Supplied data -
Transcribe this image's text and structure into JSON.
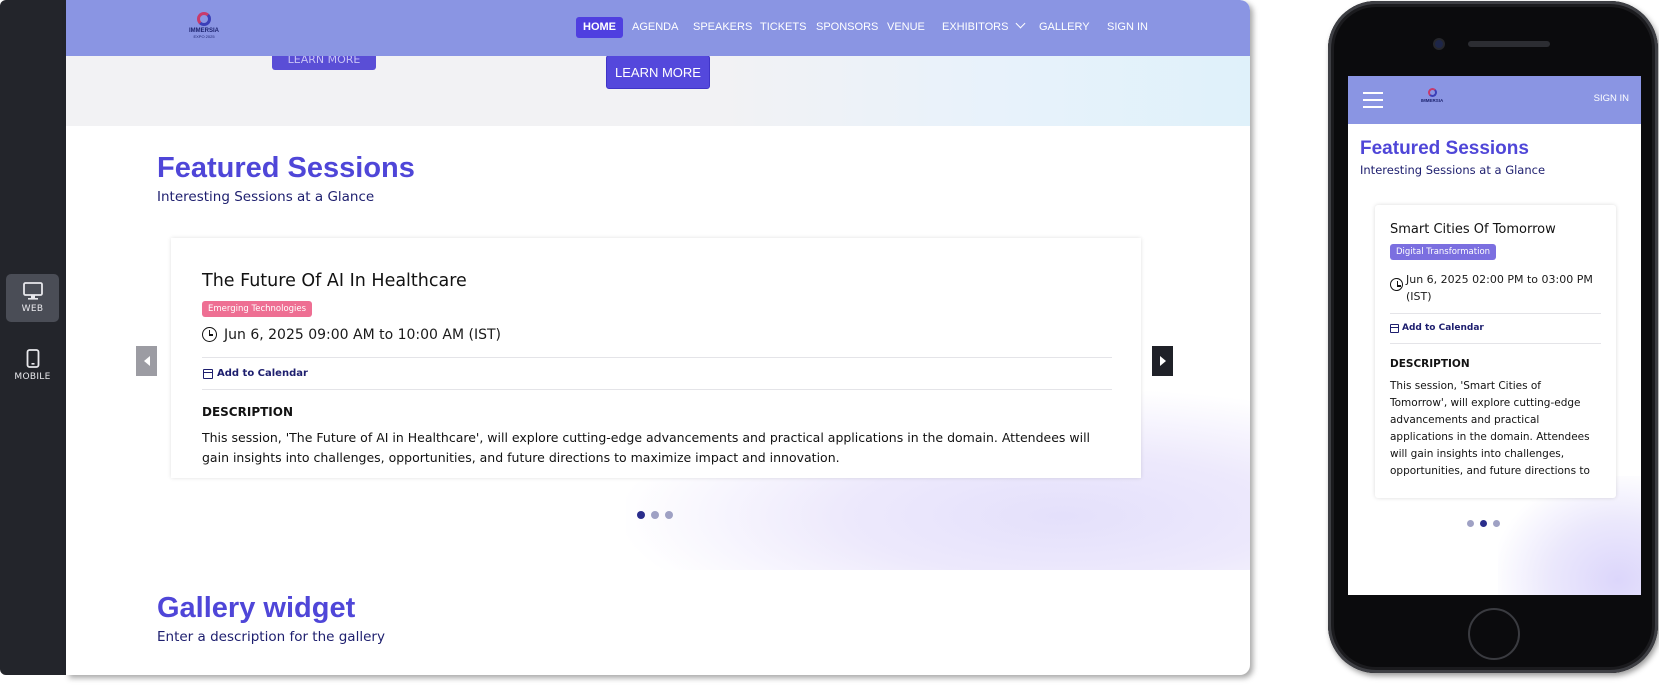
{
  "device_switcher": {
    "web_label": "WEB",
    "mobile_label": "MOBILE",
    "active": "WEB"
  },
  "web": {
    "brand": {
      "name": "IMMERSIA",
      "tagline": "EXPO 2025"
    },
    "nav": [
      {
        "label": "HOME",
        "active": true
      },
      {
        "label": "AGENDA"
      },
      {
        "label": "SPEAKERS"
      },
      {
        "label": "TICKETS"
      },
      {
        "label": "SPONSORS"
      },
      {
        "label": "VENUE"
      },
      {
        "label": "EXHIBITORS",
        "has_dropdown": true
      },
      {
        "label": "GALLERY"
      },
      {
        "label": "SIGN IN"
      }
    ],
    "hero": {
      "learn_more": "LEARN MORE"
    },
    "featured": {
      "title": "Featured Sessions",
      "subtitle": "Interesting Sessions at a Glance",
      "session": {
        "title": "The Future Of AI In Healthcare",
        "tag": "Emerging Technologies",
        "tag_color": "#ee6f93",
        "time": "Jun 6, 2025 09:00 AM to 10:00 AM (IST)",
        "add_to_calendar": "Add to Calendar",
        "description_heading": "DESCRIPTION",
        "description": "This session, 'The Future of AI in Healthcare', will explore cutting-edge advancements and practical applications in the domain. Attendees will gain insights into challenges, opportunities, and future directions to maximize impact and innovation."
      },
      "carousel": {
        "dots": 3,
        "active_index": 0
      }
    },
    "gallery": {
      "title": "Gallery widget",
      "subtitle": "Enter a description for the gallery"
    }
  },
  "mobile": {
    "sign_in": "SIGN IN",
    "brand": {
      "name": "IMMERSIA",
      "tagline": "EXPO 2025"
    },
    "featured": {
      "title": "Featured Sessions",
      "subtitle": "Interesting Sessions at a Glance",
      "session": {
        "title": "Smart Cities Of Tomorrow",
        "tag": "Digital Transformation",
        "tag_color": "#7b6fe0",
        "time": "Jun 6, 2025 02:00 PM to 03:00 PM (IST)",
        "add_to_calendar": "Add to Calendar",
        "description_heading": "DESCRIPTION",
        "description": "This session, 'Smart Cities of Tomorrow', will explore cutting-edge advancements and practical applications in the domain. Attendees will gain insights into challenges, opportunities, and future directions to"
      },
      "carousel": {
        "dots": 3,
        "active_index": 1
      }
    }
  },
  "colors": {
    "navbar": "#8a95e3",
    "accent": "#4f46d8",
    "primary_button": "#5448dc",
    "subtitle": "#1d1e6e"
  }
}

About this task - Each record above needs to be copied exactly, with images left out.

Reply -
Transcribe this image's text and structure into JSON.
{
  "device_switcher": {
    "web_label": "WEB",
    "mobile_label": "MOBILE",
    "active": "WEB"
  },
  "web": {
    "brand": {
      "name": "IMMERSIA",
      "tagline": "EXPO 2025"
    },
    "nav": [
      {
        "label": "HOME",
        "active": true
      },
      {
        "label": "AGENDA"
      },
      {
        "label": "SPEAKERS"
      },
      {
        "label": "TICKETS"
      },
      {
        "label": "SPONSORS"
      },
      {
        "label": "VENUE"
      },
      {
        "label": "EXHIBITORS",
        "has_dropdown": true
      },
      {
        "label": "GALLERY"
      },
      {
        "label": "SIGN IN"
      }
    ],
    "hero": {
      "learn_more": "LEARN MORE"
    },
    "featured": {
      "title": "Featured Sessions",
      "subtitle": "Interesting Sessions at a Glance",
      "session": {
        "title": "The Future Of AI In Healthcare",
        "tag": "Emerging Technologies",
        "tag_color": "#ee6f93",
        "time": "Jun 6, 2025 09:00 AM to 10:00 AM (IST)",
        "add_to_calendar": "Add to Calendar",
        "description_heading": "DESCRIPTION",
        "description": "This session, 'The Future of AI in Healthcare', will explore cutting-edge advancements and practical applications in the domain. Attendees will gain insights into challenges, opportunities, and future directions to maximize impact and innovation."
      },
      "carousel": {
        "dots": 3,
        "active_index": 0
      }
    },
    "gallery": {
      "title": "Gallery widget",
      "subtitle": "Enter a description for the gallery"
    }
  },
  "mobile": {
    "sign_in": "SIGN IN",
    "brand": {
      "name": "IMMERSIA",
      "tagline": "EXPO 2025"
    },
    "featured": {
      "title": "Featured Sessions",
      "subtitle": "Interesting Sessions at a Glance",
      "session": {
        "title": "Smart Cities Of Tomorrow",
        "tag": "Digital Transformation",
        "tag_color": "#7b6fe0",
        "time": "Jun 6, 2025 02:00 PM to 03:00 PM (IST)",
        "add_to_calendar": "Add to Calendar",
        "description_heading": "DESCRIPTION",
        "description": "This session, 'Smart Cities of Tomorrow', will explore cutting-edge advancements and practical applications in the domain. Attendees will gain insights into challenges, opportunities, and future directions to"
      },
      "carousel": {
        "dots": 3,
        "active_index": 1
      }
    }
  },
  "colors": {
    "navbar": "#8a95e3",
    "accent": "#4f46d8",
    "primary_button": "#5448dc",
    "subtitle": "#1d1e6e"
  }
}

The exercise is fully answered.